Li Na cruised through to the third round of the Australian Open on Wednesday with a 6-0, 7-6 win over Swiss teenager Belinda Bencic, while Zheng Jie had a tougher battle, eventually downing American Madison Keys 7-6,1-6, 7-5. But for all the talk about China’s new generation of tennis players (here and elsewhere), Li and Zheng were the only two to make it out of the first round – from the eight who made the main draw.
China had a record eight players in the singles draw for the Australian Open. Of the five who played on Day 1, there were wins for Li Na (vs 16-year-old Croatian Ana Konjuh) and Zheng Jie (vs 12th seed Roberta Vinci), while wildcard playoff winners Wu Di and Tang Haochen both lost, as did Zhang Shuai, who had ended 2013 so well.
Apologies for the infrequent posts over the last month. I visited a total of seven countries in August, and I’m also in the process of moving server and relaunching the site.
Li Na marches on at the US Open with a 6-3, 6-0 win over 9th seed Jelena Jankovic to reach the quarter-finals and match her best ever performance at Flushing Meadows. Too bad the conversation has focused on everything other than the tennis in recent days. But as every tabloid journalist knows, never let the truth get in the way of a good story.

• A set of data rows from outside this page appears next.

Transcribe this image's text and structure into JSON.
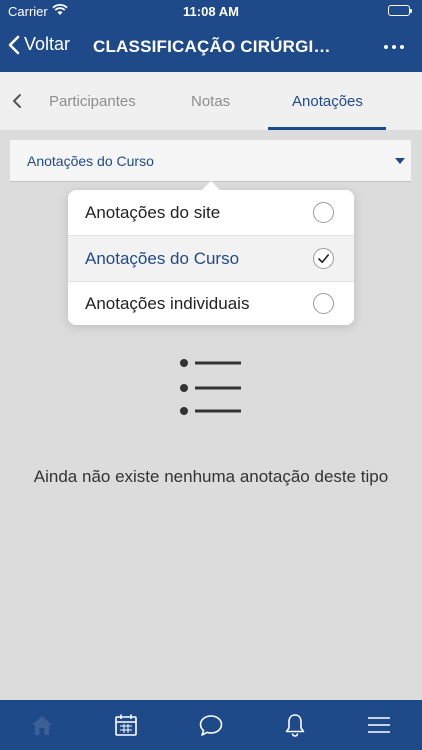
{
  "status_bar": {
    "carrier": "Carrier",
    "time": "11:08 AM"
  },
  "nav": {
    "back_label": "Voltar",
    "title": "CLASSIFICAÇÃO CIRÚRGIC..."
  },
  "tabs": [
    {
      "label": "Participantes",
      "active": false
    },
    {
      "label": "Notas",
      "active": false
    },
    {
      "label": "Anotações",
      "active": true
    }
  ],
  "filter": {
    "selected": "Anotações do Curso"
  },
  "dropdown": {
    "options": [
      {
        "label": "Anotações do site",
        "selected": false
      },
      {
        "label": "Anotações do Curso",
        "selected": true
      },
      {
        "label": "Anotações individuais",
        "selected": false
      }
    ]
  },
  "empty": {
    "message": "Ainda não existe nenhuma anotação deste tipo",
    "icon": "list-icon"
  },
  "bottom_nav": [
    {
      "icon": "home-icon",
      "active": true
    },
    {
      "icon": "calendar-icon",
      "active": false
    },
    {
      "icon": "chat-icon",
      "active": false
    },
    {
      "icon": "bell-icon",
      "active": false
    },
    {
      "icon": "menu-icon",
      "active": false
    }
  ],
  "colors": {
    "primary": "#1f4a8a",
    "background": "#dcdcdc",
    "tab_inactive": "#8e8e8e"
  }
}
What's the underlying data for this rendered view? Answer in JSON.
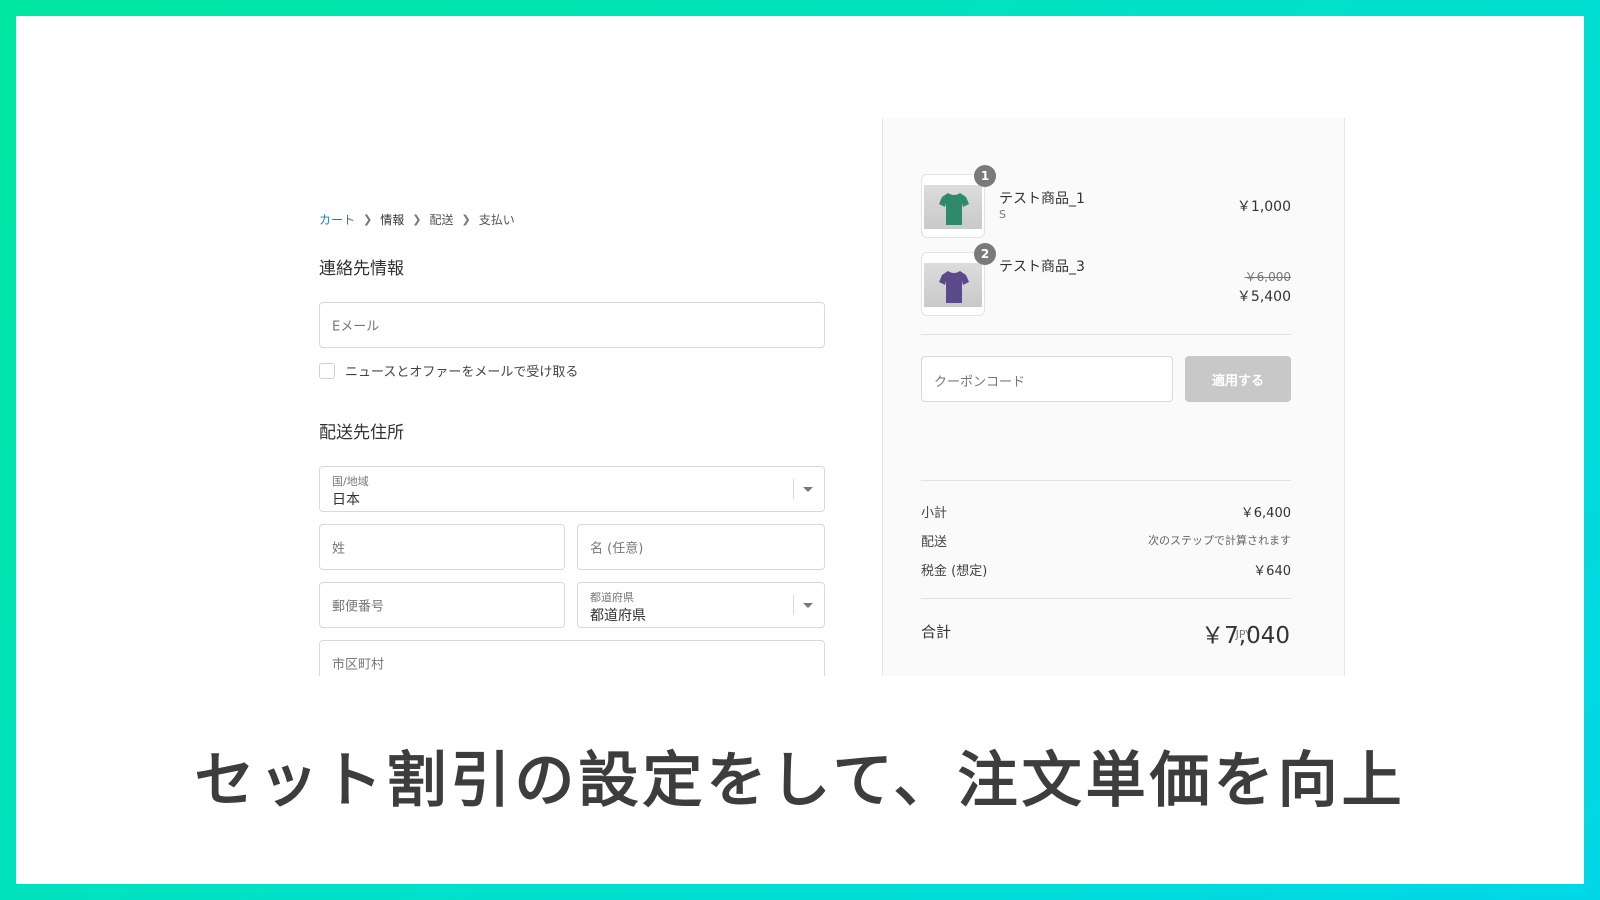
{
  "breadcrumb": [
    "カート",
    "情報",
    "配送",
    "支払い"
  ],
  "contact": {
    "title": "連絡先情報",
    "email_placeholder": "Eメール",
    "newsletter_label": "ニュースとオファーをメールで受け取る"
  },
  "shipping": {
    "title": "配送先住所",
    "country_label": "国/地域",
    "country_value": "日本",
    "last_name_placeholder": "姓",
    "first_name_placeholder": "名 (任意)",
    "postal_placeholder": "郵便番号",
    "prefecture_label": "都道府県",
    "prefecture_value": "都道府県",
    "city_placeholder": "市区町村"
  },
  "summary": {
    "items": [
      {
        "qty": "1",
        "name": "テスト商品_1",
        "variant": "S",
        "price": "￥1,000",
        "old_price": "",
        "color": "#2e8a6a"
      },
      {
        "qty": "2",
        "name": "テスト商品_3",
        "variant": "",
        "price": "￥5,400",
        "old_price": "￥6,000",
        "color": "#5a4a8c"
      }
    ],
    "coupon_placeholder": "クーポンコード",
    "apply_label": "適用する",
    "subtotal_label": "小計",
    "subtotal_value": "￥6,400",
    "shipping_label": "配送",
    "shipping_value": "次のステップで計算されます",
    "tax_label": "税金 (想定)",
    "tax_value": "￥640",
    "total_label": "合計",
    "total_currency": "JPY",
    "total_value": "￥7,040"
  },
  "banner": "セット割引の設定をして、注文単価を向上",
  "colors": {
    "frame_start": "#00e7a0",
    "frame_end": "#00d8e8",
    "link": "#2a7ab0"
  }
}
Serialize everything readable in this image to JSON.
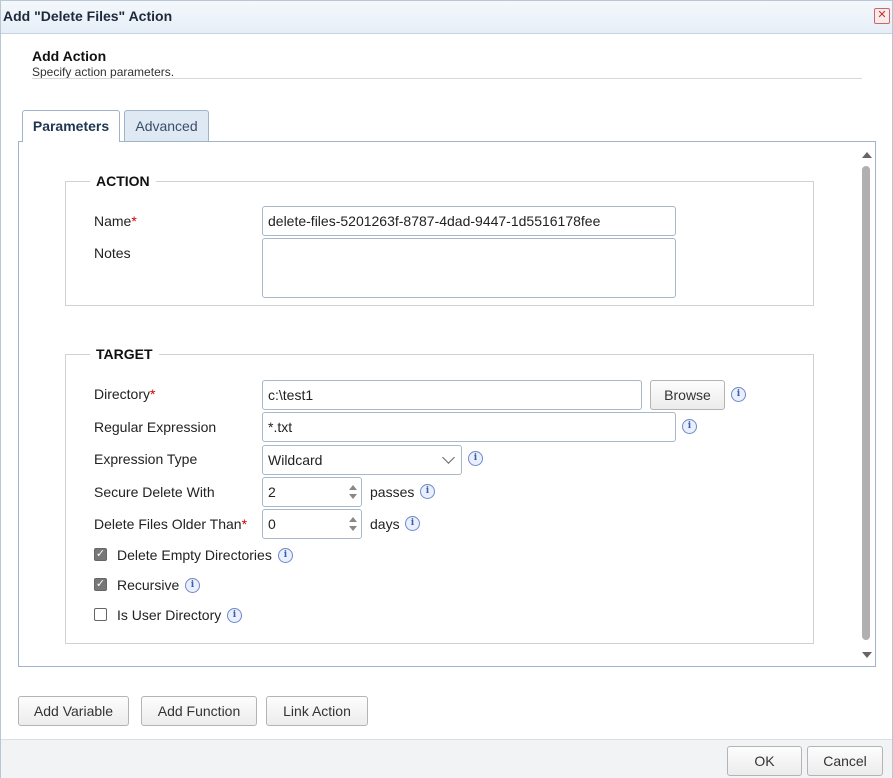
{
  "window": {
    "title": "Add \"Delete Files\" Action",
    "close_glyph": "✕"
  },
  "header": {
    "title": "Add Action",
    "subtitle": "Specify action parameters."
  },
  "tabs": [
    {
      "label": "Parameters"
    },
    {
      "label": "Advanced"
    }
  ],
  "action_section": {
    "legend": "ACTION",
    "name_label": "Name",
    "name_value": "delete-files-5201263f-8787-4dad-9447-1d5516178fee",
    "notes_label": "Notes",
    "notes_value": ""
  },
  "target_section": {
    "legend": "TARGET",
    "directory_label": "Directory",
    "directory_value": "c:\\test1",
    "browse_label": "Browse",
    "regex_label": "Regular Expression",
    "regex_value": "*.txt",
    "expr_type_label": "Expression Type",
    "expr_type_value": "Wildcard",
    "secure_delete_label": "Secure Delete With",
    "secure_delete_value": "2",
    "secure_delete_unit": "passes",
    "older_than_label": "Delete Files Older Than",
    "older_than_value": "0",
    "older_than_unit": "days",
    "delete_empty_label": "Delete Empty Directories",
    "delete_empty_checked": true,
    "recursive_label": "Recursive",
    "recursive_checked": true,
    "user_dir_label": "Is User Directory",
    "user_dir_checked": false
  },
  "required_marker": "*",
  "check_glyph": "✓",
  "info_glyph": "i",
  "bottom_buttons": {
    "add_variable": "Add Variable",
    "add_function": "Add Function",
    "link_action": "Link Action"
  },
  "footer": {
    "ok": "OK",
    "cancel": "Cancel"
  }
}
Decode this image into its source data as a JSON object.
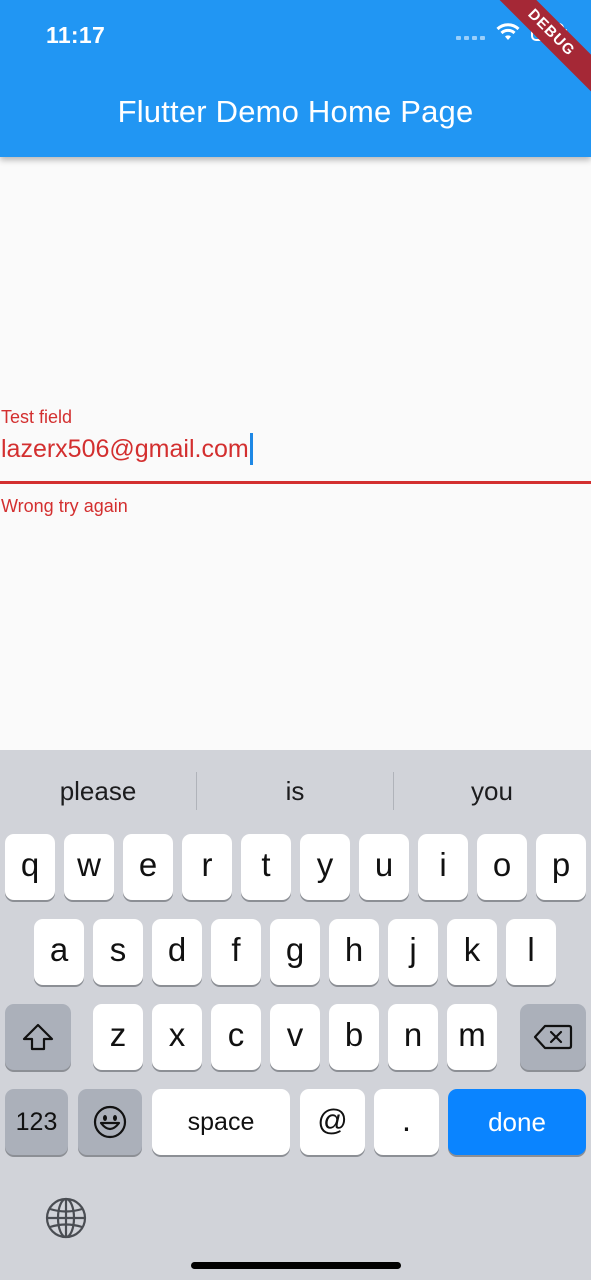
{
  "status_bar": {
    "time": "11:17"
  },
  "app_bar": {
    "title": "Flutter Demo Home Page",
    "debug_banner": "DEBUG"
  },
  "text_field": {
    "label": "Test field",
    "value": "lazerx506@gmail.com",
    "error": "Wrong try again",
    "error_color": "#d32f2f"
  },
  "keyboard": {
    "suggestions": [
      "please",
      "is",
      "you"
    ],
    "row1": [
      "q",
      "w",
      "e",
      "r",
      "t",
      "y",
      "u",
      "i",
      "o",
      "p"
    ],
    "row2": [
      "a",
      "s",
      "d",
      "f",
      "g",
      "h",
      "j",
      "k",
      "l"
    ],
    "row3": [
      "z",
      "x",
      "c",
      "v",
      "b",
      "n",
      "m"
    ],
    "numbers_label": "123",
    "space_label": "space",
    "at_label": "@",
    "dot_label": ".",
    "done_label": "done",
    "icons": [
      "shift-icon",
      "backspace-icon",
      "emoji-icon",
      "globe-icon"
    ],
    "done_color": "#0a84ff"
  },
  "colors": {
    "app_bar": "#2196f3",
    "background": "#fafafa",
    "keyboard": "#d1d3d9"
  }
}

Here is today’s Sports Talk column:
If Li Na’s French Open win was the earthquake, then here comes the tsunami.
I’ve written before about the crop of Chinese youngsters poised to make a breakthrough in the women’s game, and it looks like it might be happening.
Yesterday at the Malaysian Open, 21-year-old Wang Qiang beat former world number 1 and the tournament’s top seed, Caroline Wozniacki 2-6, 7-6, 6-1 for the biggest win of her career.